▼
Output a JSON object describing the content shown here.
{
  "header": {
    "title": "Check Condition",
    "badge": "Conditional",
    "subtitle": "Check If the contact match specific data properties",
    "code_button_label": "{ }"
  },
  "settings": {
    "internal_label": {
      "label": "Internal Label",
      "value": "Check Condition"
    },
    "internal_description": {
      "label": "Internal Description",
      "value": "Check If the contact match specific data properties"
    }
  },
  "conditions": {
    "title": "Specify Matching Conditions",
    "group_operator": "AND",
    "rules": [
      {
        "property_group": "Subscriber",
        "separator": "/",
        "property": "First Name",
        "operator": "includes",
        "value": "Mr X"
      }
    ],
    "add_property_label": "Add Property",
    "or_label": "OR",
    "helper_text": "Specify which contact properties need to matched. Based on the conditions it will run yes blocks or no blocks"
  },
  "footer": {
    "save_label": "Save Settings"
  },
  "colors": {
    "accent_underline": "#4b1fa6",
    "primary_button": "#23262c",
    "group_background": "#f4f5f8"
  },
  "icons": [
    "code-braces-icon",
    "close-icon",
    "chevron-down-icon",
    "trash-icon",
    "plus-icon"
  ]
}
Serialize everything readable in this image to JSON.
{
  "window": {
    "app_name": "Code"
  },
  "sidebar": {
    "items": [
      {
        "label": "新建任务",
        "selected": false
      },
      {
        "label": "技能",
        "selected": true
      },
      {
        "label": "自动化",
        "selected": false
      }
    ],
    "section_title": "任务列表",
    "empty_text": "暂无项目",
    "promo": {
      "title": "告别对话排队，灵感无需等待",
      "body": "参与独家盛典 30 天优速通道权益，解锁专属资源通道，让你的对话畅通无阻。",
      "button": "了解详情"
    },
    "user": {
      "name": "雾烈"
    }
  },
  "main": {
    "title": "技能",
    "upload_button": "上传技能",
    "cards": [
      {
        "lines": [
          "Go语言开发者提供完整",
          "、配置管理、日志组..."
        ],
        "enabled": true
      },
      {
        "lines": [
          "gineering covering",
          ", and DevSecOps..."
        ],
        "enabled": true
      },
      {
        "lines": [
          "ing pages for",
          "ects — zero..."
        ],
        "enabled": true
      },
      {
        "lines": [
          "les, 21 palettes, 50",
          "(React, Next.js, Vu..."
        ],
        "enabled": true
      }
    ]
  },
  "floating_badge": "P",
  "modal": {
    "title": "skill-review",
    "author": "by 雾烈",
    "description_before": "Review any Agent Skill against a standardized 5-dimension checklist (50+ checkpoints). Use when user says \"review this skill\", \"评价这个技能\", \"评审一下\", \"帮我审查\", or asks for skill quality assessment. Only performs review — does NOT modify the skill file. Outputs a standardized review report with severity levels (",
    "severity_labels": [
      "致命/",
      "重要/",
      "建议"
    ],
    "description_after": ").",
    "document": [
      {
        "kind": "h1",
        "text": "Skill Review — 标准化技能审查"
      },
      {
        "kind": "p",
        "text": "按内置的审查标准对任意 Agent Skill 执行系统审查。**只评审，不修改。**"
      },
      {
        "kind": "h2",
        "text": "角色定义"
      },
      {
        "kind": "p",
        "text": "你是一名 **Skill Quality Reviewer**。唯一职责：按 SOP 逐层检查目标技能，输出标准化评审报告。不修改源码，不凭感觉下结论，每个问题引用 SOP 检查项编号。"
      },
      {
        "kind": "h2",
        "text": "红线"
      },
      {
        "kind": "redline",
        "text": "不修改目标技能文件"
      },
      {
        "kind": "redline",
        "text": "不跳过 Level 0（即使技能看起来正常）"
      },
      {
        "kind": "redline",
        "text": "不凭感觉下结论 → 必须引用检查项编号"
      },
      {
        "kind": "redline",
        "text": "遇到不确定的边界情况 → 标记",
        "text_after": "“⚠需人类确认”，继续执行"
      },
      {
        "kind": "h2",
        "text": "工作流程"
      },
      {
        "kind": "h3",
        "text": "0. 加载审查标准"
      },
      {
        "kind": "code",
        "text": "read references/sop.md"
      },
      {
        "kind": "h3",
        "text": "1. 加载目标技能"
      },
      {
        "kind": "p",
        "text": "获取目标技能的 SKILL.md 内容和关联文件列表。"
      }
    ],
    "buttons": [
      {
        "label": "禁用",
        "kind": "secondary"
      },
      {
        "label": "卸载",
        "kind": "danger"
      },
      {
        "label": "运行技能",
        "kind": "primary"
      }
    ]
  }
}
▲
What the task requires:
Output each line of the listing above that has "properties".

Answer to this problem:
    "subtitle": "Check If the contact match specific data properties",
      "value": "Check If the contact match specific data properties"
    "helper_text": "Specify which contact properties need to matched. Based on the conditions it will run yes blocks or no blocks"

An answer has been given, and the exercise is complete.